A Ghost Story is so spare that its main characters don’t have names. (The credits list Casey Affleck and Rooney Mara as C and M, respectively.) Outwardly a love story, it’s phenomenally sincere stuff. And while the image of Affleck haunting his old stomping ground through a white sheet and two eyeholes is easily ridiculed, this thing roars with purpose; writer-director-editor David Lowery (Ain’t Them Bodies Saints) has conjured a movie that moves and glides like a specter, but one imbued with all the emotional weight that causes spirits to remain earthbound, tending to unfinished business.
With its square, Academy ratio and rounded corners, the claustral frame evokes fading photographs and the boxy rooms in which our lives run their course. This is a movie about space and how we relate to the quotidian crannies we inhabit every day—how we inform them and they us. It’s about the way structures impose themselves on us and the will we impose on them: the amorphousness of arrangement. Structures aren’t supposed to change—they’re built to last—and we’re supposed to be the ones who grow. A Ghost Story insists that it’s the other way around; spaces are transient because we inform what they mean whether through momentary gestures or behavior. Underneath, though, those gestures and emotions are only transitory manifestations. After they fade, we’re left fundamentally unchanged, gaining only the memory of those fleeting sparks of happiness, depression, and everything in between.
But that headiness only explains half of the movie’s hypnotic trick.

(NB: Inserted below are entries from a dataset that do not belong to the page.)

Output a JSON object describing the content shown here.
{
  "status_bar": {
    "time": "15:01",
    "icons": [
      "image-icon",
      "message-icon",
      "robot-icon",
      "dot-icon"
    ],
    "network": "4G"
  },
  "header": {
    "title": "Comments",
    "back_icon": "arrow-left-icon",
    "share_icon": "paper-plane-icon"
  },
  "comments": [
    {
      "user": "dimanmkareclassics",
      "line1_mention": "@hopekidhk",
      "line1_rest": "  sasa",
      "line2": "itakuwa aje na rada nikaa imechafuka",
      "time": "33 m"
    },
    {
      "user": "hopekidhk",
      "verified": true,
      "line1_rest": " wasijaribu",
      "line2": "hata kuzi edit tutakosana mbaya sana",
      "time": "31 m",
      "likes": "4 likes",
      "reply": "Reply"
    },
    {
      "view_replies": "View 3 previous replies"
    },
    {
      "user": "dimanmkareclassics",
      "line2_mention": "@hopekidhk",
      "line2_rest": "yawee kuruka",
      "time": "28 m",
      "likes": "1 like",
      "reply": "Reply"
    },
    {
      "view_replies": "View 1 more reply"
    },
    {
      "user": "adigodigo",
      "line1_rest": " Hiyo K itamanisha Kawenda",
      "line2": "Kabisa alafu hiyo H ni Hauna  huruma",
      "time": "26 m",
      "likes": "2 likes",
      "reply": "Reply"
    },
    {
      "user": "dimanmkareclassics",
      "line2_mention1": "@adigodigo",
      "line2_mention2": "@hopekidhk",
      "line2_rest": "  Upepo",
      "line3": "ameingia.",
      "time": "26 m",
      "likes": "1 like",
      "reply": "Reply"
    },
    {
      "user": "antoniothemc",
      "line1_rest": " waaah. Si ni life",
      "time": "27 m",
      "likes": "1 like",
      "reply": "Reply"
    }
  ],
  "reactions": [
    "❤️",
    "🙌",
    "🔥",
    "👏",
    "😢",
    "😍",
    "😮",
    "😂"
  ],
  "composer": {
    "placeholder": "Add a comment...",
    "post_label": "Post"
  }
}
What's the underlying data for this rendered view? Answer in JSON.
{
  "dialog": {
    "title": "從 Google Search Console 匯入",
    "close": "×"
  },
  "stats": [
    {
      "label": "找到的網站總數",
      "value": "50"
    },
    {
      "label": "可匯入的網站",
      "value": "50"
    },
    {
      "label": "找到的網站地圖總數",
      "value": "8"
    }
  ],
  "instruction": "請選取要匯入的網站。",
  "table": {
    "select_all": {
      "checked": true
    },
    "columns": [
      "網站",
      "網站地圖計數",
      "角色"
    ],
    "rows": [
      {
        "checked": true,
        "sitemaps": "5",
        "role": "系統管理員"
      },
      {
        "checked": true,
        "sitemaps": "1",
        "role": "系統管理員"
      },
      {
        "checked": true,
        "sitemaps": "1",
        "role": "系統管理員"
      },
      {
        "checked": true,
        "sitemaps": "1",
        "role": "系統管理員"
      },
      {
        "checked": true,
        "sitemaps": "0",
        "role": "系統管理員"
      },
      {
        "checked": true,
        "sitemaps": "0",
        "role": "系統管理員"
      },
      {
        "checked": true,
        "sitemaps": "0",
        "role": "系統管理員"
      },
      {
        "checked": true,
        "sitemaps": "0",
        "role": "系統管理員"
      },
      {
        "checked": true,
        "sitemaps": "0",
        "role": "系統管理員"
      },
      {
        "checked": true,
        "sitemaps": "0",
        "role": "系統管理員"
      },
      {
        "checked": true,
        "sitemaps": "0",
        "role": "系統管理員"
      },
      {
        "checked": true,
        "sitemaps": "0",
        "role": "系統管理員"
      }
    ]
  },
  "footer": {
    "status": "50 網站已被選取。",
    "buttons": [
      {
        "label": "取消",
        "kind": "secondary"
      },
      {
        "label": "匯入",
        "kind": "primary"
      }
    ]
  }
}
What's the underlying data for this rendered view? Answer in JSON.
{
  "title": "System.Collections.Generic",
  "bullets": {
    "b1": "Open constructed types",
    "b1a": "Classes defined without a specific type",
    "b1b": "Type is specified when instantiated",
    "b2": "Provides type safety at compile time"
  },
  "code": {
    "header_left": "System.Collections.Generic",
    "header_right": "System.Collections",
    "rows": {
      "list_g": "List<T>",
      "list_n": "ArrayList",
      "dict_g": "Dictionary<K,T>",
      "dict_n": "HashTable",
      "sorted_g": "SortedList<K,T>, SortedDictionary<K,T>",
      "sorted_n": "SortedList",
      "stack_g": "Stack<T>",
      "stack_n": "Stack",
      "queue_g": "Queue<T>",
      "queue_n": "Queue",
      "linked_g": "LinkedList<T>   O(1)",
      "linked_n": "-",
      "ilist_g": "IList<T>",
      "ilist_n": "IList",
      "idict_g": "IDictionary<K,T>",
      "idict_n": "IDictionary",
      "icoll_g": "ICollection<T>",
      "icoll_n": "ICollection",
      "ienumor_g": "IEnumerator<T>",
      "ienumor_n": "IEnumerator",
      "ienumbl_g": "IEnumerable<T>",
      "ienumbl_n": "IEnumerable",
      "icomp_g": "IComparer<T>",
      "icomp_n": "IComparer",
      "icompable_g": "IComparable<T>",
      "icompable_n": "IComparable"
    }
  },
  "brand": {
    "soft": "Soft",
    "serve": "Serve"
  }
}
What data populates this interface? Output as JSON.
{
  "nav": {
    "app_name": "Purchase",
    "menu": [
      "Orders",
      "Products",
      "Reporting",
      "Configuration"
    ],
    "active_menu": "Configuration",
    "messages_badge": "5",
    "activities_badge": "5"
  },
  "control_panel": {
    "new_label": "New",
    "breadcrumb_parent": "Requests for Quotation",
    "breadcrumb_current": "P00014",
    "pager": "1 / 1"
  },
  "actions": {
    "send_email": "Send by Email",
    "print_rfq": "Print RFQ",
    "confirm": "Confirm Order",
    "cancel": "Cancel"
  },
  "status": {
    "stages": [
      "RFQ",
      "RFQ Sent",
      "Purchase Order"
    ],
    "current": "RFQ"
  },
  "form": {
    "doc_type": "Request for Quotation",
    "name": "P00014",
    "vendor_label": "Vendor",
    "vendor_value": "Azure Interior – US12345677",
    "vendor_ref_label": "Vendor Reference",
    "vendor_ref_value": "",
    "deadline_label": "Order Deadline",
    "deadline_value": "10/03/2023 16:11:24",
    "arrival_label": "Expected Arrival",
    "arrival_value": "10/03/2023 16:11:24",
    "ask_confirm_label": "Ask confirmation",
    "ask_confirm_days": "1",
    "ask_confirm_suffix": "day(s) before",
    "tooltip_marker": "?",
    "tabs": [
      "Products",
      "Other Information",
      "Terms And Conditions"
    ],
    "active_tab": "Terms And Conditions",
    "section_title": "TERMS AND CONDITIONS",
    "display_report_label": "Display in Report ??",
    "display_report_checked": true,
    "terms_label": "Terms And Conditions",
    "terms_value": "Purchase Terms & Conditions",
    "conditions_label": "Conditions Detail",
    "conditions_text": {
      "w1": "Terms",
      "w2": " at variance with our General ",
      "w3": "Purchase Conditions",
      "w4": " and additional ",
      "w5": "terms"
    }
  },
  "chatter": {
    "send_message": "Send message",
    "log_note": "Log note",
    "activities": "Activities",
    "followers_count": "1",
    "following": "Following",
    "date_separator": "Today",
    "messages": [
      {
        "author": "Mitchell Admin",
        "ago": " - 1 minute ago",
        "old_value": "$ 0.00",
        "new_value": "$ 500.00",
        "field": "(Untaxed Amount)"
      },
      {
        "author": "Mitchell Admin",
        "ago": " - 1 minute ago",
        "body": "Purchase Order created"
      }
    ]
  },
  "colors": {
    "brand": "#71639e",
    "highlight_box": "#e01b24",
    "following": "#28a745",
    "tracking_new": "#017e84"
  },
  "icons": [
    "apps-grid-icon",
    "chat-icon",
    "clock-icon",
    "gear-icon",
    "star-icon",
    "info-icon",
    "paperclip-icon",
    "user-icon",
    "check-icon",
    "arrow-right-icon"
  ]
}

Like that incongruously unremarkable ghost costume haunting nearly every frame, A Ghost Story emerges with a latent sense of humor. Just as one begins to wrinkle at some of the movie’s more precious gambits, it slips an easy wink that a macabre whimsy lies beneath its own unaffected garb.
The movie’s ultimate ambition leads it to places both majestic and beyond its grasp. As it surges past its initial formal and narrative confines at an increasingly accelerated clip, the movie begins to resemble Terrence Malick’s celestial leaps. That’s not an easy jump, and the movie excuses it with an anarchic, frustratingly on-the-nose monologue delivered by Will Oldham. But there’s too much audacity on display to trust that Lowery really believes in Oldham’s nihilistic summation. That’s not to say Lowery is a spiritualist, either; this is a movie about the afterlife that’s refreshingly free of religiosity. Even when pondering the cosmos, Lowery’s most direct concern is the glory of impermanence.
A Ghost Story is, in contrast to its main character, always on the move and evolving. With its spectral, circling Steadicam and an oblique structure that bends backward and forward, the movie demonstrates the outrageously clever, restive mind of its maker. It’s a movie marked by deceptive restraint—even its showier sequences are closer to furtive sleights of hand—that never lets you see it reaching for profundity.
Maybe that’s why the movie never quite earns the emotional resonance for which, beneath its understated touch, it so desperately craves. C is a cipher; by design, we never know what’s going on beneath that sheet. His journey, then, never matches the volcanic stir of Daniel Hart’s score. But that doesn’t really matter. When we’ve moved on, nothing left but dust, A Ghost Story’s fleeting 92 minutes will remain in the memory, haunting its corners until the end of time.
A Ghost Story. Written and directed by David Lowery. Starring Casey Affleck and Rooney Mara. Opens in Kansas City July 28, 2017.